* [Brief] Retype every entry word for word. Omit the pictures.

Source data
◇ ◇ ◇ ◇ ◇ ◇ ◇

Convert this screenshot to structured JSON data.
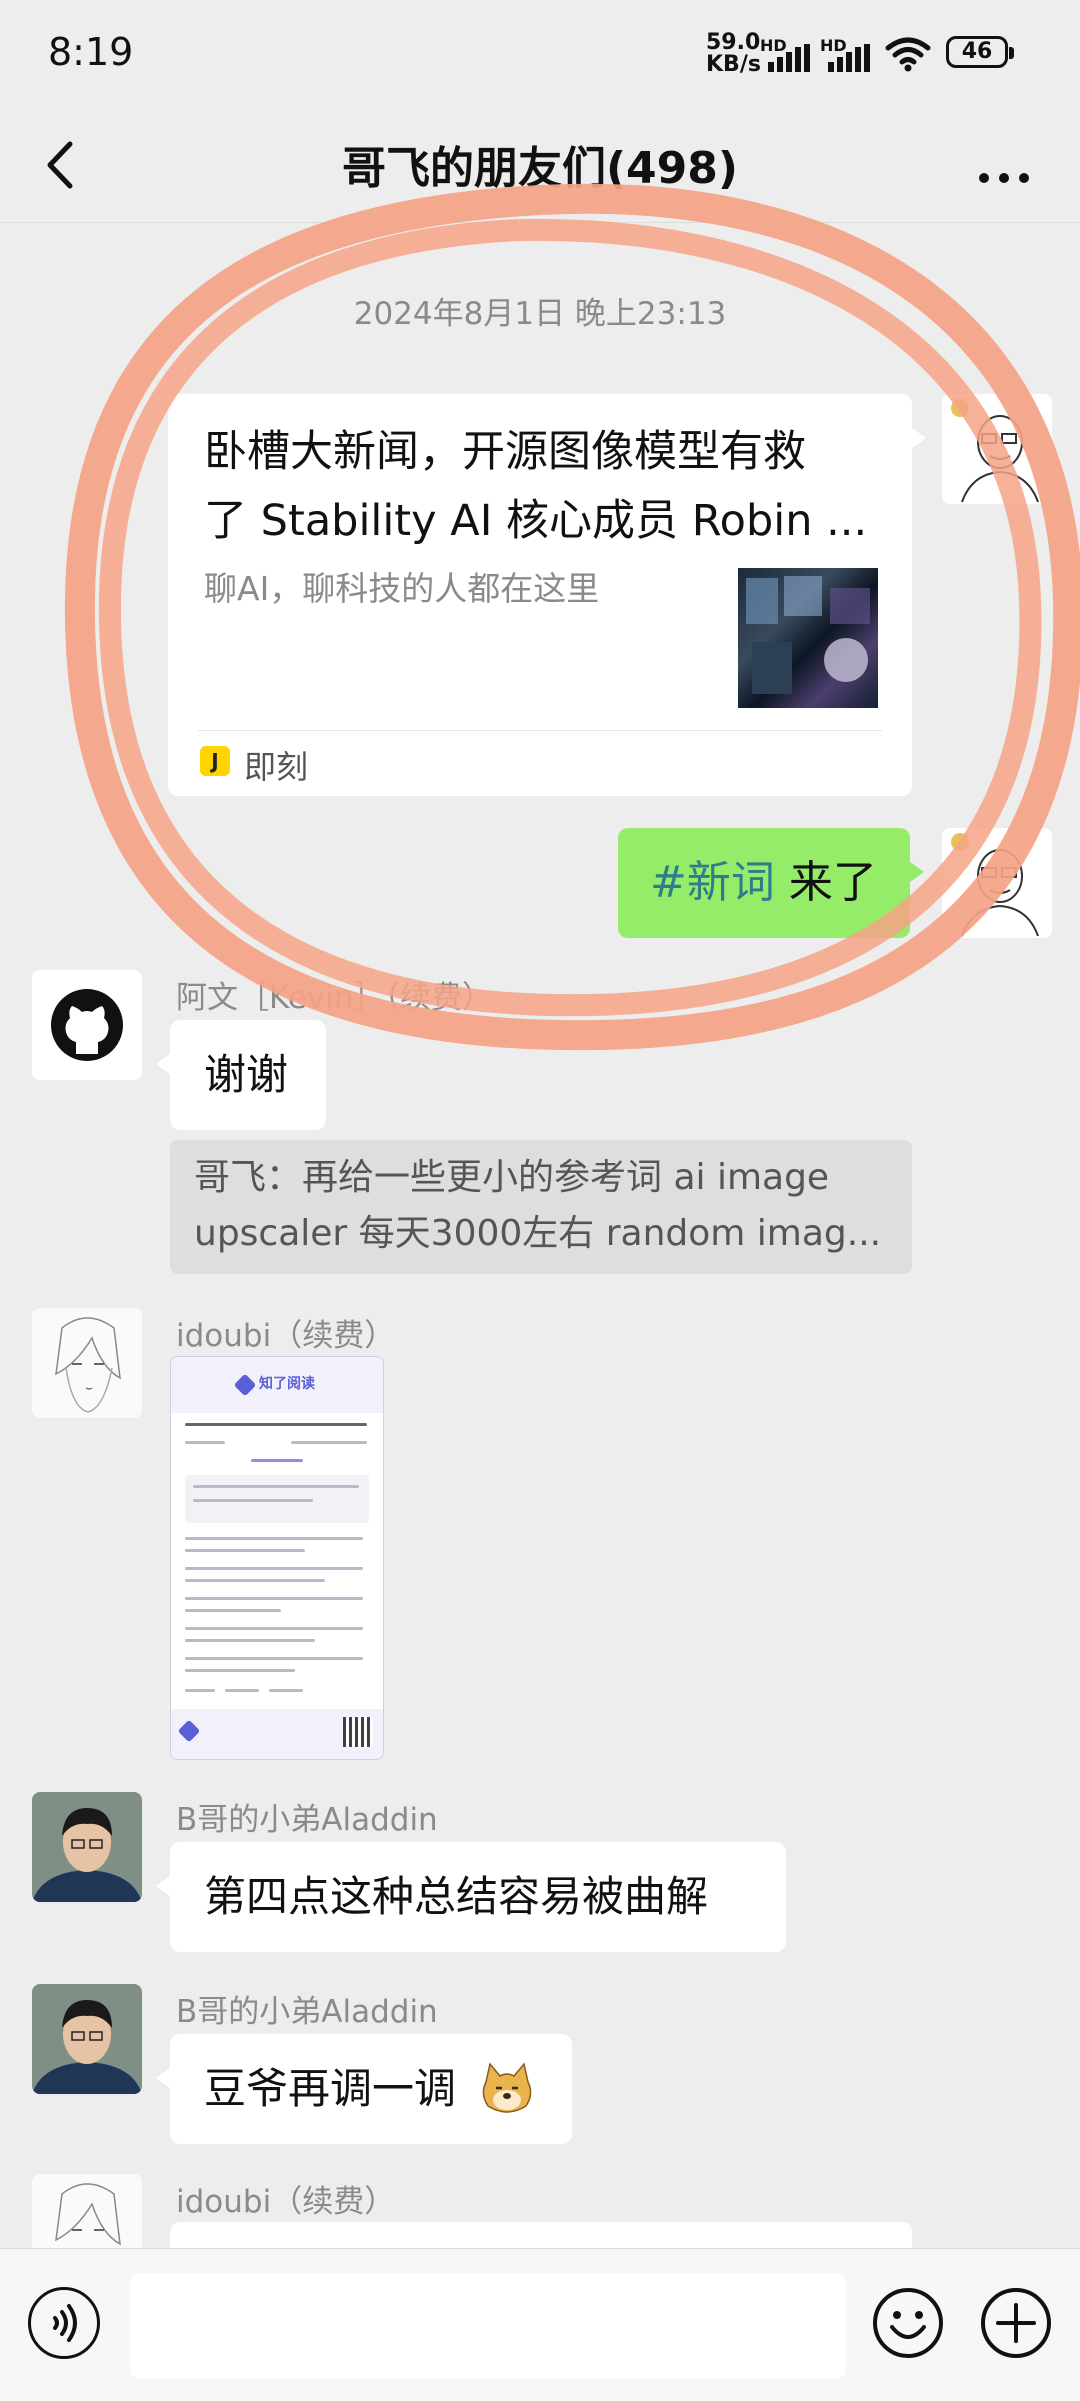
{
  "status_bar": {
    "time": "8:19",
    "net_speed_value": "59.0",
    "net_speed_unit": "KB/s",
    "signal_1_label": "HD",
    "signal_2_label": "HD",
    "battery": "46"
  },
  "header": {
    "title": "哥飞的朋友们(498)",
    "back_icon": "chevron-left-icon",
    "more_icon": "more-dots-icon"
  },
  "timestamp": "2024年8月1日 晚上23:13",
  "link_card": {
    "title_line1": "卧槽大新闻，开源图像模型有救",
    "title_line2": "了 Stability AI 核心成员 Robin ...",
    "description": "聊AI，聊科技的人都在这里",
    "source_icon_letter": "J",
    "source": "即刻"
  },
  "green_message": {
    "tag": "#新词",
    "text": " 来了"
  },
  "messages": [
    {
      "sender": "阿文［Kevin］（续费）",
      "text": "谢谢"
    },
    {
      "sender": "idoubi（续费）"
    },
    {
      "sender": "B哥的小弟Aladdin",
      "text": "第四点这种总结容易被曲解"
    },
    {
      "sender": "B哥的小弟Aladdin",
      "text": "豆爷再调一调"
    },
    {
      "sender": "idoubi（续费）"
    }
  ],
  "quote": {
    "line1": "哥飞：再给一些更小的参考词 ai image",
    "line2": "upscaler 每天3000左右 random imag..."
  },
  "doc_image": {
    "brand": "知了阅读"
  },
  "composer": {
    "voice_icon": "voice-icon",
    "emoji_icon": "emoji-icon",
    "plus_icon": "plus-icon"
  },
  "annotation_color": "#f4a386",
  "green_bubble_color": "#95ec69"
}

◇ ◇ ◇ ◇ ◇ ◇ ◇

* [Answer below]
Convert this screenshot to structured JSON data.
{
  "status_bar": {
    "time": "8:19",
    "net_speed_value": "59.0",
    "net_speed_unit": "KB/s",
    "signal_1_label": "HD",
    "signal_2_label": "HD",
    "battery": "46"
  },
  "header": {
    "title": "哥飞的朋友们(498)",
    "back_icon": "chevron-left-icon",
    "more_icon": "more-dots-icon"
  },
  "timestamp": "2024年8月1日 晚上23:13",
  "link_card": {
    "title_line1": "卧槽大新闻，开源图像模型有救",
    "title_line2": "了 Stability AI 核心成员 Robin ...",
    "description": "聊AI，聊科技的人都在这里",
    "source_icon_letter": "J",
    "source": "即刻"
  },
  "green_message": {
    "tag": "#新词",
    "text": " 来了"
  },
  "messages": [
    {
      "sender": "阿文［Kevin］（续费）",
      "text": "谢谢"
    },
    {
      "sender": "idoubi（续费）"
    },
    {
      "sender": "B哥的小弟Aladdin",
      "text": "第四点这种总结容易被曲解"
    },
    {
      "sender": "B哥的小弟Aladdin",
      "text": "豆爷再调一调"
    },
    {
      "sender": "idoubi（续费）"
    }
  ],
  "quote": {
    "line1": "哥飞：再给一些更小的参考词 ai image",
    "line2": "upscaler 每天3000左右 random imag..."
  },
  "doc_image": {
    "brand": "知了阅读"
  },
  "composer": {
    "voice_icon": "voice-icon",
    "emoji_icon": "emoji-icon",
    "plus_icon": "plus-icon"
  },
  "annotation_color": "#f4a386",
  "green_bubble_color": "#95ec69"
}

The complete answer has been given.